I also had my eye on some green soft denim jeans that they stock. I was convinced they would look terrible on me, but when I tried them on, I was surprised that they looked quite good – well I think they do!?!?! They certainly have the tendency to be unflattering, but paired with the right top, they are really cute.
Do you NOW shop somewhere that, when younger, you NEVER thought you’d be in? OMG?!?!
So I have a few blogs I follow (of course) and one I especially love is called Buy Now Blog Later. Laura, the author, has a style that I really like and she wears a lot of classic items, that can be purchased from the designer brands or from the more affordable fashion retailers. A few weeks ago Laura posted about a gorgeous scarf she’d purchased from and Ebay shop called Daisy Elle. (She had initially seen this scarf on someone else’s blog, and so the story goes on…) It was very affordable and so I snapped one up. A week later it was in my mail box and a week after that the temperature in Melbourne dropped and I was able to wear it out and about.
I wore it with a simple black cardigan, jeans and with my hair down. It is so warm and as I wear a lot of pinks, it fits right into my wardrobe.
- So warm -
- A self-portrait -
If you missed my earlier post about ways to tie a scarf, please click here.
Where do you get your scarves from? Please tell…
I have written about Craftiness is Not Optional before and the fact that Jess (the blog’s author) has inspired me with her super-easy, detailed sewing tutorials – mostly for her gorgeous daughters. A little while ago, I fell in love with one of her dress patterns – The Vintage Heirloom Dress, and set out one Saturday night (exciting life huh?) to make it. It turned out to be really easy and looked gorgeous on Evie. My main problem was that my larger-sized daughter wasn’t going to fit into it for much longer. I will endeavour to make her another one in the near future in a larger size.
- On the rack -
- It's a tight fit -
- Modelling the dress -
What do you think? Have you made clothing for someone else?
I completely love second-hand vintage patterns. There’s something about the fact that they’ve been pre-loved and perhaps been the starting point of someone’s much-loved hand-made item of clothing. They’re usually already cut-out (a job I really dislike) and the styles of past eras are so much more beautiful than many modern designs. I also love the cover illustrations. Sometimes one will have a missing piece, but that’s the risk you take when buying them second-hand.
- A bit of the 80s -
- Some 90s? -
- 60s? or 70s? -
- 70s? -
- One for the bubbas -
Can you tell I’m totally guessing the era that they were made? I really don’t know and there aren’t any markings on them anywhere to confirm my estimations – just my (limited) knowledge of fashion-history.
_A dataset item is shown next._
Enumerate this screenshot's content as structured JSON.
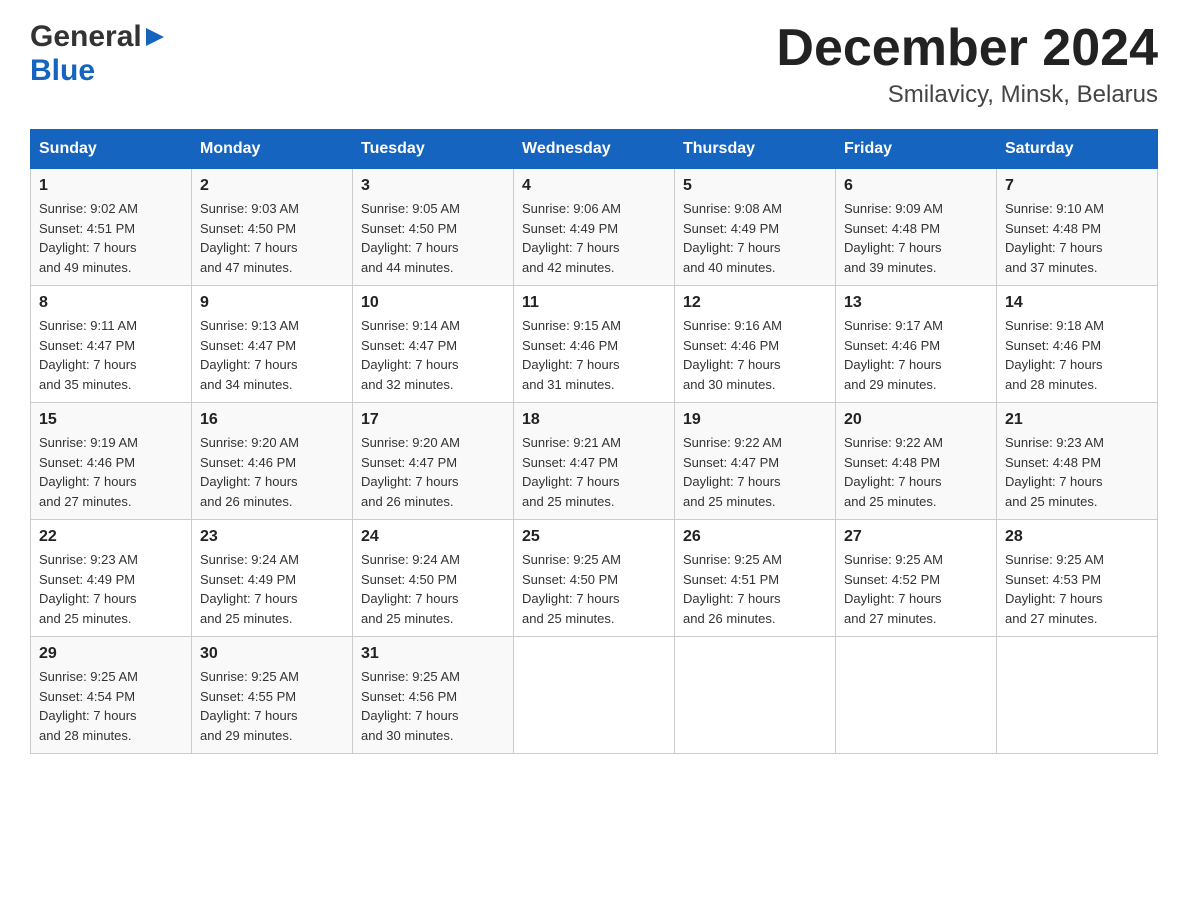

The Savers stickers are carelessly placed, but I can’t really complain when I am buying them for anywhere between 20 cents and $1. I am unofficially collecting vintage patterns now – not sure I’ll ever get to making most of them, but I still love them.
Do you collect anything? Or is it a waste of time?